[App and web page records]
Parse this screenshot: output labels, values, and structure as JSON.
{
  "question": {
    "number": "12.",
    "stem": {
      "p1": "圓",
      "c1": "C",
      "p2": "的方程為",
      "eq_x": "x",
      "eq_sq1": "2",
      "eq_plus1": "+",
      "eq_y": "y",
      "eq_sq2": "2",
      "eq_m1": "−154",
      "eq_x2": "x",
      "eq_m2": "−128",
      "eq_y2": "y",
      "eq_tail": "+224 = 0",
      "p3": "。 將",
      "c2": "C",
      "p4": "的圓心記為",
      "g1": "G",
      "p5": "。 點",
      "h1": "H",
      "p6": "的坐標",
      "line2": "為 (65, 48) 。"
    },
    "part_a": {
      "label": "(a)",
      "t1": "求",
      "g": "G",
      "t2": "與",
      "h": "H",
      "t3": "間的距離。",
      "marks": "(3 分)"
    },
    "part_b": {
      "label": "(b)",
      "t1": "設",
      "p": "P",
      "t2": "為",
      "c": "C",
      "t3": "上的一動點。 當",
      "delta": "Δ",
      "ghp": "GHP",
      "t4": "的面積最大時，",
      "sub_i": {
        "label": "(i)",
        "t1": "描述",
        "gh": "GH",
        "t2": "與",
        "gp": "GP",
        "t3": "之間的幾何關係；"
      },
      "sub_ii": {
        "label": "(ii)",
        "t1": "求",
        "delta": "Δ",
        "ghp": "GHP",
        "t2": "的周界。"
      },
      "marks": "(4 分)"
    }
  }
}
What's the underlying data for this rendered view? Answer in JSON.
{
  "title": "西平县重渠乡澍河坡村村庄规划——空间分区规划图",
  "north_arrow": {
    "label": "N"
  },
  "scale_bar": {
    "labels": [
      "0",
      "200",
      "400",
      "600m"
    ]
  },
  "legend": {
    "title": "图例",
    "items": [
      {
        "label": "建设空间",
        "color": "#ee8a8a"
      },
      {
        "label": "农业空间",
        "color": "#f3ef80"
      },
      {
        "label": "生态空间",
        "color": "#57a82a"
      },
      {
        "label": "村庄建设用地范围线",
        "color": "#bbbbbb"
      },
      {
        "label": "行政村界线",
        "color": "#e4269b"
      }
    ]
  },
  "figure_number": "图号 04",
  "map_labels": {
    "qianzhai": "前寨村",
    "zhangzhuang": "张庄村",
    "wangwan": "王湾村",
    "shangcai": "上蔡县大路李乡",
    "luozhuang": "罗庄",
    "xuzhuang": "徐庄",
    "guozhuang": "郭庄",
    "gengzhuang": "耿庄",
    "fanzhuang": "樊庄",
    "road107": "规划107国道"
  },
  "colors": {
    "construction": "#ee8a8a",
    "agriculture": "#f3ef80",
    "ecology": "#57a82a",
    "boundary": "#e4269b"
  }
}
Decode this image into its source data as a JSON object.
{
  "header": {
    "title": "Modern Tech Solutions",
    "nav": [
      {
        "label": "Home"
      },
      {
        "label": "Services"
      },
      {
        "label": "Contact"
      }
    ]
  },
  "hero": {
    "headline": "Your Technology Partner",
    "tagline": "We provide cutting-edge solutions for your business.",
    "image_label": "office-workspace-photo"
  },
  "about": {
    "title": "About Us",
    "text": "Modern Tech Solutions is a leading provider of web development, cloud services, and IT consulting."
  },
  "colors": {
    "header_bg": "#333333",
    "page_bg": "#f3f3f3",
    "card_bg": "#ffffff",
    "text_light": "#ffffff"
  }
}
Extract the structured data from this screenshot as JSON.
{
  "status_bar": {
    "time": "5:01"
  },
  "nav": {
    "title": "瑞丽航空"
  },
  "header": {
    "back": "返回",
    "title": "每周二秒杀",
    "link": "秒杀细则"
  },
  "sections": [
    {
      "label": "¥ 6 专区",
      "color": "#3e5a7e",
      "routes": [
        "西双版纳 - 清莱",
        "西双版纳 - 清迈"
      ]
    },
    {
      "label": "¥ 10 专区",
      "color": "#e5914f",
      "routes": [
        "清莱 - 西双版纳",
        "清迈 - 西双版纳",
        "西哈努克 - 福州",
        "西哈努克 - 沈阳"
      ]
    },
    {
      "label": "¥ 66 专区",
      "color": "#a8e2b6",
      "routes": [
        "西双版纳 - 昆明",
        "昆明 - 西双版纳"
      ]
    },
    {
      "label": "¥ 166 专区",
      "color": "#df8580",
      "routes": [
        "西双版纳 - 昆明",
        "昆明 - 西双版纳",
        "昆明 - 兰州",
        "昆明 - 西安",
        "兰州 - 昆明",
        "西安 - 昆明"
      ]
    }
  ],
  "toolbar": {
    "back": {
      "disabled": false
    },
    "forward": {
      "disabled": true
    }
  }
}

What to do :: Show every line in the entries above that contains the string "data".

Response ::
What's the underlying data for this rendered view? Answer in JSON.
Decode this image into its source data as a JSON object.
Extract the structured data from this screenshot as JSON.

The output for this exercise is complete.